Top of Extracted data

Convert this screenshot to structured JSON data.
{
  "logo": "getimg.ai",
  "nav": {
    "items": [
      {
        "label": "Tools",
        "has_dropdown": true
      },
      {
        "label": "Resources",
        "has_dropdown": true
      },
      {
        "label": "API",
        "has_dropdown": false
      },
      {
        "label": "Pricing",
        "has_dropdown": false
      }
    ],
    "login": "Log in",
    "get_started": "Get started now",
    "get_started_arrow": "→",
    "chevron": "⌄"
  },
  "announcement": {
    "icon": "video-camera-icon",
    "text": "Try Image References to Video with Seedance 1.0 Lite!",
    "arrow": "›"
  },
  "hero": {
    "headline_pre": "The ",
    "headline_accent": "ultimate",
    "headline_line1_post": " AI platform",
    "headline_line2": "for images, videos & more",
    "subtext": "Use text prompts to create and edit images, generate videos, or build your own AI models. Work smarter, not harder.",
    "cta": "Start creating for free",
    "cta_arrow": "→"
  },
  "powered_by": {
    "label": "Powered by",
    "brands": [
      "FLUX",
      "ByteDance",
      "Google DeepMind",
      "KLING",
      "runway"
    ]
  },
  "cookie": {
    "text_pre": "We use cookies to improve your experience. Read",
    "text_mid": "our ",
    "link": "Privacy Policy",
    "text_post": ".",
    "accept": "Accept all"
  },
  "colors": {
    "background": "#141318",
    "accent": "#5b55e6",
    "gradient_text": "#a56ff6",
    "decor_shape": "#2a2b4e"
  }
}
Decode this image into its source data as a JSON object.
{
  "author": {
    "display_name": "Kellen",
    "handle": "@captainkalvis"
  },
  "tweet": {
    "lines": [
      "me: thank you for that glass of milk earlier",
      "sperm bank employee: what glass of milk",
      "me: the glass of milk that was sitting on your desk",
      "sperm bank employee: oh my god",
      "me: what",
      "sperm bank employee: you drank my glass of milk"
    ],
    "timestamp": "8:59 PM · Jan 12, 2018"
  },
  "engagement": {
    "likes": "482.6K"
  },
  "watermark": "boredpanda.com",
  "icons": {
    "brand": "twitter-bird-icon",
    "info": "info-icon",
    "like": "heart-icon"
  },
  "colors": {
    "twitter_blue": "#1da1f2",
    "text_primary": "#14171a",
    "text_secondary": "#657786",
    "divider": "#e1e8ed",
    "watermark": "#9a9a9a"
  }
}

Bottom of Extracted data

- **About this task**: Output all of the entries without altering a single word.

- **Output of the task**:
Convert this screenshot to structured JSON data.
{
  "logo": "getimg.ai",
  "nav": {
    "items": [
      {
        "label": "Tools",
        "has_dropdown": true
      },
      {
        "label": "Resources",
        "has_dropdown": true
      },
      {
        "label": "API",
        "has_dropdown": false
      },
      {
        "label": "Pricing",
        "has_dropdown": false
      }
    ],
    "login": "Log in",
    "get_started": "Get started now",
    "get_started_arrow": "→",
    "chevron": "⌄"
  },
  "announcement": {
    "icon": "video-camera-icon",
    "text": "Try Image References to Video with Seedance 1.0 Lite!",
    "arrow": "›"
  },
  "hero": {
    "headline_pre": "The ",
    "headline_accent": "ultimate",
    "headline_line1_post": " AI platform",
    "headline_line2": "for images, videos & more",
    "subtext": "Use text prompts to create and edit images, generate videos, or build your own AI models. Work smarter, not harder.",
    "cta": "Start creating for free",
    "cta_arrow": "→"
  },
  "powered_by": {
    "label": "Powered by",
    "brands": [
      "FLUX",
      "ByteDance",
      "Google DeepMind",
      "KLING",
      "runway"
    ]
  },
  "cookie": {
    "text_pre": "We use cookies to improve your experience. Read",
    "text_mid": "our ",
    "link": "Privacy Policy",
    "text_post": ".",
    "accept": "Accept all"
  },
  "colors": {
    "background": "#141318",
    "accent": "#5b55e6",
    "gradient_text": "#a56ff6",
    "decor_shape": "#2a2b4e"
  }
}
Decode this image into its source data as a JSON object.
{
  "author": {
    "display_name": "Kellen",
    "handle": "@captainkalvis"
  },
  "tweet": {
    "lines": [
      "me: thank you for that glass of milk earlier",
      "sperm bank employee: what glass of milk",
      "me: the glass of milk that was sitting on your desk",
      "sperm bank employee: oh my god",
      "me: what",
      "sperm bank employee: you drank my glass of milk"
    ],
    "timestamp": "8:59 PM · Jan 12, 2018"
  },
  "engagement": {
    "likes": "482.6K"
  },
  "watermark": "boredpanda.com",
  "icons": {
    "brand": "twitter-bird-icon",
    "info": "info-icon",
    "like": "heart-icon"
  },
  "colors": {
    "twitter_blue": "#1da1f2",
    "text_primary": "#14171a",
    "text_secondary": "#657786",
    "divider": "#e1e8ed",
    "watermark": "#9a9a9a"
  }
}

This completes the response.